When mentioning our fatherly careful uncle that some of these nights in Sorong I’m going out to Tembok Berlin (translates as Berlin Wall), his eyes filled with fear – this is dangerous, people are drunk there, orang mabuk!
A lovely waria Miranda also warned me that sometimes you can be attacked with a knife at Tembok. But Tembok is precisely the place where most of the waria in Sorong gather at night, so there is no question for me – I have to get there. Tembok Berlin is the heart of the city that runs, as the name says, as a wall along the coast current. This is the city’s most popular place for enjoyment and rendezvous (“tempat Santai”). Here we have great gorengans, coffee, tea, grilled bananas and luxurious durian. This is the meeting point for all young people in love and all secret lovers. Among others, both female and male prostitutes hang out here, and latter being even more popular, because having a same sex partner can become a good smoke cover.
“People who pass by then just think that you’re meeting some old school friend. Nobody knows that this will be followed by sex, so your family relations will not be at risk, even if you’re having an extramarital partners,” my friend, who’s active in the local gay scene, told me. And it does not mean that the customer is necessarily gay himself.
But after all, this place is called Berlin Wall and there has to be a reason other than just being a wall. This here is the house of liberties of Sorong. On the one side of the wall we have the city, cars passing by and the numerous sweet aunties selling snacks and coffee, people chatting, having good time. But the other side is wilder – here we’ve got warm see breeze, green waves in constant move, along some trash and young people secretly making out. The zone of freedoms along the Berlin Wall.

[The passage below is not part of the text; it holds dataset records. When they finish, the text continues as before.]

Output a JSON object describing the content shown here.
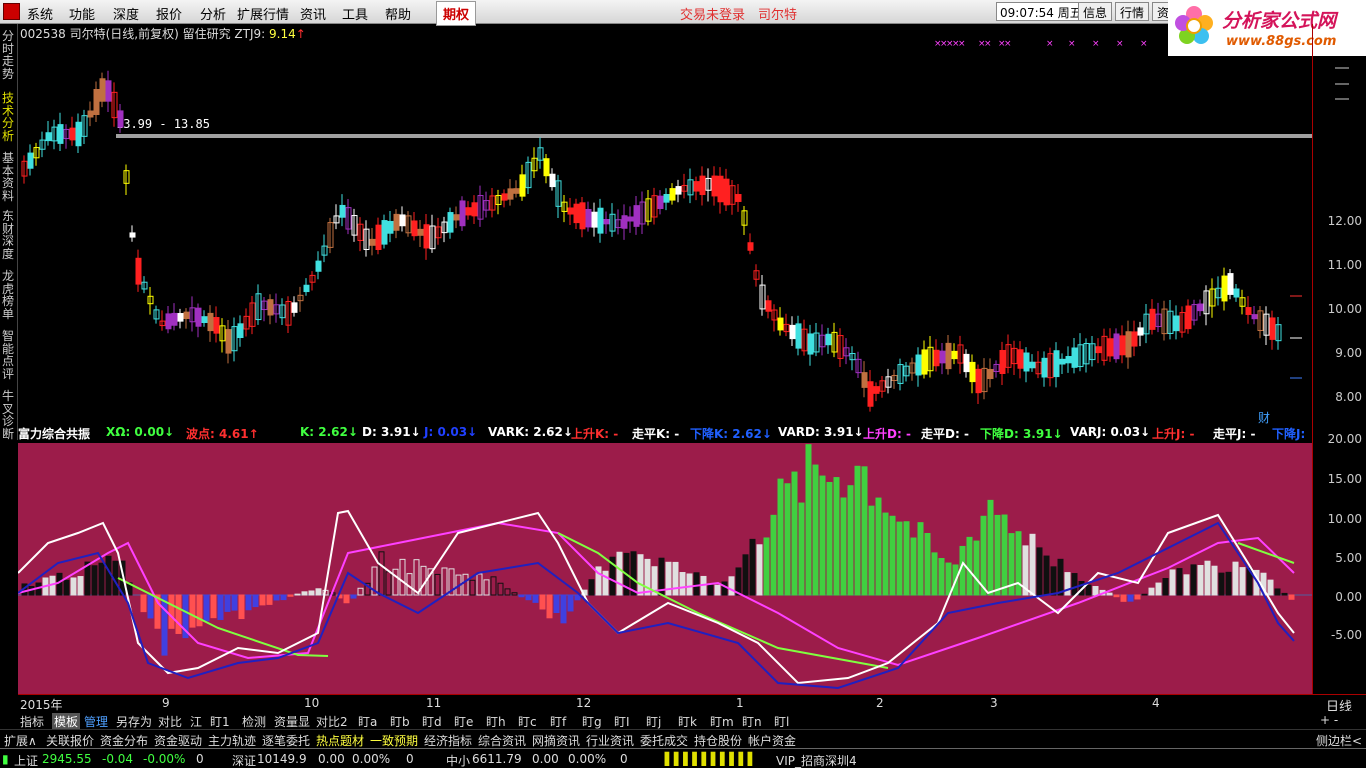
{
  "menu": {
    "items": [
      "系统",
      "功能",
      "深度",
      "报价",
      "分析",
      "扩展行情",
      "资讯",
      "工具",
      "帮助"
    ],
    "active": "期权",
    "message": "交易未登录　司尔特",
    "clock": "09:07:54",
    "weekday": "周五",
    "buttons": [
      "信息",
      "行情",
      "资"
    ]
  },
  "brand": {
    "name": "分析家公式网",
    "url": "www.88gs.com"
  },
  "sidebar": [
    "分时走势",
    "技术分析",
    "基本资料",
    "东财深度",
    "龙虎榜单",
    "智能点评",
    "牛叉诊断"
  ],
  "chart_title": {
    "stock": "002538 司尔特(日线,前复权) 留住研究 ZTJ9: ",
    "value": "9.14",
    "arrow": "↑"
  },
  "annotation": "13.99 - 13.85",
  "y_labels": [
    "12.00",
    "11.00",
    "10.00",
    "9.00",
    "8.00"
  ],
  "indicator_y_labels": [
    "20.00",
    "15.00",
    "10.00",
    "5.00",
    "0.00",
    "-5.00"
  ],
  "indicator_header": [
    {
      "text": "富力综合共振",
      "color": "#ffffff"
    },
    {
      "text": "XΩ: 0.00↓",
      "color": "#40ff40"
    },
    {
      "text": "波点: 4.61↑",
      "color": "#ff3030"
    },
    {
      "text": "K: 2.62↓",
      "color": "#40ff40"
    },
    {
      "text": "D: 3.91↓",
      "color": "#ffffff"
    },
    {
      "text": "J: 0.03↓",
      "color": "#2040ff"
    },
    {
      "text": "VARK: 2.62↓",
      "color": "#ffffff"
    },
    {
      "text": "上升K: -",
      "color": "#ff3030"
    },
    {
      "text": "走平K: -",
      "color": "#ffffff"
    },
    {
      "text": "下降K: 2.62↓",
      "color": "#2060ff"
    },
    {
      "text": "VARD: 3.91↓",
      "color": "#ffffff"
    },
    {
      "text": "上升D: -",
      "color": "#ff40ff"
    },
    {
      "text": "走平D: -",
      "color": "#ffffff"
    },
    {
      "text": "下降D: 3.91↓",
      "color": "#40ff40"
    },
    {
      "text": "VARJ: 0.03↓",
      "color": "#ffffff"
    },
    {
      "text": "上升J: -",
      "color": "#ff3030"
    },
    {
      "text": "走平J: -",
      "color": "#ffffff"
    },
    {
      "text": "下降J:",
      "color": "#2060ff"
    }
  ],
  "x_labels": [
    "2015年",
    "9",
    "10",
    "11",
    "12",
    "1",
    "2",
    "3",
    "4"
  ],
  "period_label": "日线",
  "tabs1": {
    "items": [
      "指标",
      "模板",
      "管理",
      "另存为",
      "对比",
      "江",
      "盯1",
      "检测",
      "资量显",
      "对比2",
      "盯a",
      "盯b",
      "盯d",
      "盯e",
      "盯h",
      "盯c",
      "盯f",
      "盯g",
      "盯I",
      "盯j",
      "盯k",
      "盯m",
      "盯n",
      "盯l"
    ],
    "selected": "模板",
    "selected2": "管理",
    "right": "+ -"
  },
  "tabs2": {
    "items": [
      "扩展∧",
      "关联报价",
      "资金分布",
      "资金驱动",
      "主力轨迹",
      "逐笔委托",
      "热点题材",
      "一致预期",
      "经济指标",
      "综合资讯",
      "网摘资讯",
      "行业资讯",
      "委托成交",
      "持仓股份",
      "帐户资金"
    ],
    "highlight": [
      "热点题材",
      "一致预期"
    ],
    "right": "侧边栏<"
  },
  "status": {
    "sh_label": "上证",
    "sh_value": "2945.55",
    "sh_change": "-0.04",
    "sh_pct": "-0.00%",
    "sh_vol": "0",
    "sz_label": "深证",
    "sz_value": "10149.9",
    "sz_change": "0.00",
    "sz_pct": "0.00%",
    "sz_vol": "0",
    "zx_label": "中小",
    "zx_value": "6611.79",
    "zx_change": "0.00",
    "zx_pct": "0.00%",
    "zx_vol": "0",
    "broker": "VIP_招商深圳4"
  },
  "colors": {
    "up": "#ff2020",
    "down": "#40e0e0",
    "panel": "#9c1c4a",
    "bullet": "#ff40ff"
  }
}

It was there were I met a sweet young native papuan waria from Biak. Her story seem to be quite representative for the case of papuan waria – she had escaped from her family to another city, because the family couldn’t cope with the child’s non-conforming gender identity. So here she is now – hanging out with the waria of the city, trying to learn about her new life, and the salon work. Her dream is to open her private salon one day. To finance her life, she also comes here at nights to prostitute, just like her friends. When after an exhausting night she returns home, she prays. For her sins. When I asked her, what exactly she sees as her sin she has to pray for – is it her being a waria, is it sex work or is it something else? She replies: “This here…” While all other warias are joking and laughing just next to us, she tells me with glassy eyes that she only does it for money. She doesn’t get any satisfaction from it.
“Miss Angola!”cries another sparkling waria to sheer up my papuan friend, when she walks across the street in her sexy short pants. She rolls some hips as a reply to the girls laughing. Of course, our gender expression is constructed under various forces, just as feminist philosopher Simone de Beauvoir has stated that one is not born a women, but becomes a women. What I experienced at Tempok Berlin could rather be seen as how a “boy” becomes a waria. It’s how a waria becomes to be here at the local Berlin Wall – zone of freedoms for some, zone of sins for others, zone of pain and hopelessness for some. Whatever it is – we have to break on through to the other side. Here that would be to the side of green waves and warm see breeze. Sounds like freedom, right? Yet so often the other side comes along with random sex for random money, wanted or unwanted, that takes place between the piles of hopeless trash on the beach.